▸ PROBLEM TO SOLVE
A word-for-word copy of all entries is required, without images.

▸ INFORMATION SHOWN
- - - -

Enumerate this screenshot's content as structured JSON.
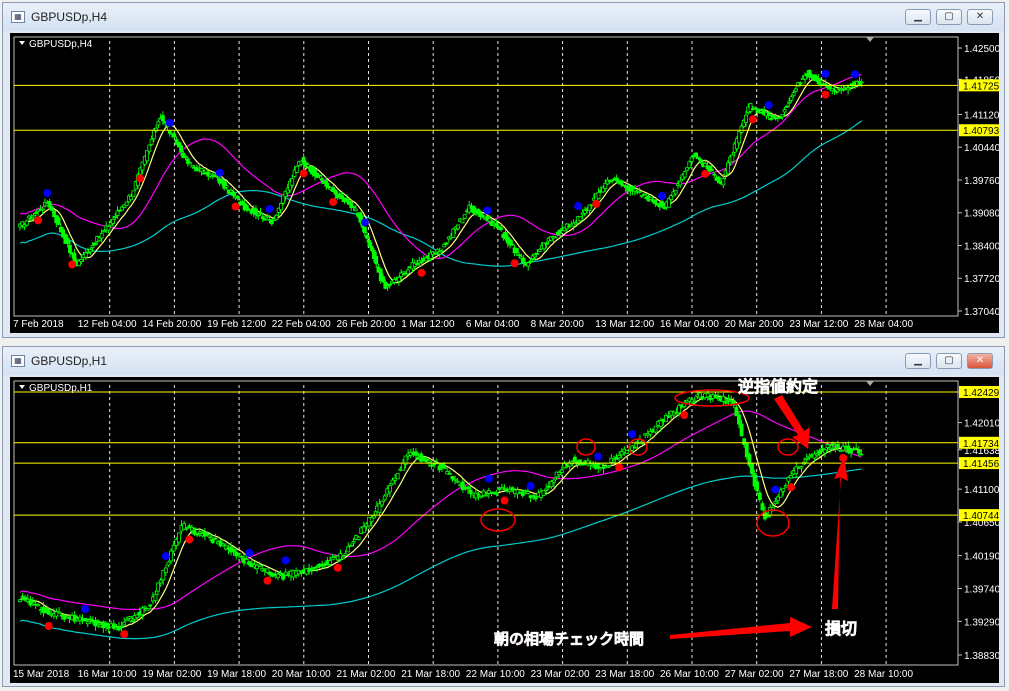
{
  "windows": [
    {
      "title": "GBPUSDp,H4",
      "label": "GBPUSDp,H4",
      "price_ticks": [
        "1.42500",
        "1.41850",
        "1.41120",
        "1.40440",
        "1.39760",
        "1.39080",
        "1.38400",
        "1.37720",
        "1.37040"
      ],
      "time_ticks": [
        "7 Feb 2018",
        "12 Feb 04:00",
        "14 Feb 20:00",
        "19 Feb 12:00",
        "22 Feb 04:00",
        "26 Feb 20:00",
        "1 Mar 12:00",
        "6 Mar 04:00",
        "8 Mar 20:00",
        "13 Mar 12:00",
        "16 Mar 04:00",
        "20 Mar 20:00",
        "23 Mar 12:00",
        "28 Mar 04:00"
      ],
      "levels": [
        {
          "price": 1.41725,
          "label": "1.41725"
        },
        {
          "price": 1.40793,
          "label": "1.40793"
        }
      ]
    },
    {
      "title": "GBPUSDp,H1",
      "label": "GBPUSDp,H1",
      "price_ticks": [
        "1.42429",
        "1.42010",
        "1.41638",
        "1.41100",
        "1.40650",
        "1.40190",
        "1.39740",
        "1.39290",
        "1.38830"
      ],
      "time_ticks": [
        "15 Mar 2018",
        "16 Mar 10:00",
        "19 Mar 02:00",
        "19 Mar 18:00",
        "20 Mar 10:00",
        "21 Mar 02:00",
        "21 Mar 18:00",
        "22 Mar 10:00",
        "23 Mar 02:00",
        "23 Mar 18:00",
        "26 Mar 10:00",
        "27 Mar 02:00",
        "27 Mar 18:00",
        "28 Mar 10:00"
      ],
      "levels": [
        {
          "price": 1.42429,
          "label": "1.42429"
        },
        {
          "price": 1.41734,
          "label": "1.41734"
        },
        {
          "price": 1.41456,
          "label": "1.41456"
        },
        {
          "price": 1.40744,
          "label": "1.40744"
        }
      ]
    }
  ],
  "annotations": {
    "stop_entry": "逆指値約定",
    "stop_loss": "損切",
    "morning_check": "朝の相場チェック時間"
  },
  "colors": {
    "candle": "#00ff00",
    "ma_fast": "#ffff80",
    "ma_mid": "#ff00ff",
    "ma_slow": "#00cccc",
    "level": "#ffff00",
    "grid": "#ffffff",
    "swing_high": "#0000ff",
    "swing_low": "#ff0000",
    "annotation": "#ff0000"
  }
}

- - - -

▸ RESULT OF THIS TASK
Enumerate this screenshot's content as structured JSON.
{
  "windows": [
    {
      "title": "GBPUSDp,H4",
      "label": "GBPUSDp,H4",
      "price_ticks": [
        "1.42500",
        "1.41850",
        "1.41120",
        "1.40440",
        "1.39760",
        "1.39080",
        "1.38400",
        "1.37720",
        "1.37040"
      ],
      "time_ticks": [
        "7 Feb 2018",
        "12 Feb 04:00",
        "14 Feb 20:00",
        "19 Feb 12:00",
        "22 Feb 04:00",
        "26 Feb 20:00",
        "1 Mar 12:00",
        "6 Mar 04:00",
        "8 Mar 20:00",
        "13 Mar 12:00",
        "16 Mar 04:00",
        "20 Mar 20:00",
        "23 Mar 12:00",
        "28 Mar 04:00"
      ],
      "levels": [
        {
          "price": 1.41725,
          "label": "1.41725"
        },
        {
          "price": 1.40793,
          "label": "1.40793"
        }
      ]
    },
    {
      "title": "GBPUSDp,H1",
      "label": "GBPUSDp,H1",
      "price_ticks": [
        "1.42429",
        "1.42010",
        "1.41638",
        "1.41100",
        "1.40650",
        "1.40190",
        "1.39740",
        "1.39290",
        "1.38830"
      ],
      "time_ticks": [
        "15 Mar 2018",
        "16 Mar 10:00",
        "19 Mar 02:00",
        "19 Mar 18:00",
        "20 Mar 10:00",
        "21 Mar 02:00",
        "21 Mar 18:00",
        "22 Mar 10:00",
        "23 Mar 02:00",
        "23 Mar 18:00",
        "26 Mar 10:00",
        "27 Mar 02:00",
        "27 Mar 18:00",
        "28 Mar 10:00"
      ],
      "levels": [
        {
          "price": 1.42429,
          "label": "1.42429"
        },
        {
          "price": 1.41734,
          "label": "1.41734"
        },
        {
          "price": 1.41456,
          "label": "1.41456"
        },
        {
          "price": 1.40744,
          "label": "1.40744"
        }
      ]
    }
  ],
  "annotations": {
    "stop_entry": "逆指値約定",
    "stop_loss": "損切",
    "morning_check": "朝の相場チェック時間"
  },
  "colors": {
    "candle": "#00ff00",
    "ma_fast": "#ffff80",
    "ma_mid": "#ff00ff",
    "ma_slow": "#00cccc",
    "level": "#ffff00",
    "grid": "#ffffff",
    "swing_high": "#0000ff",
    "swing_low": "#ff0000",
    "annotation": "#ff0000"
  }
}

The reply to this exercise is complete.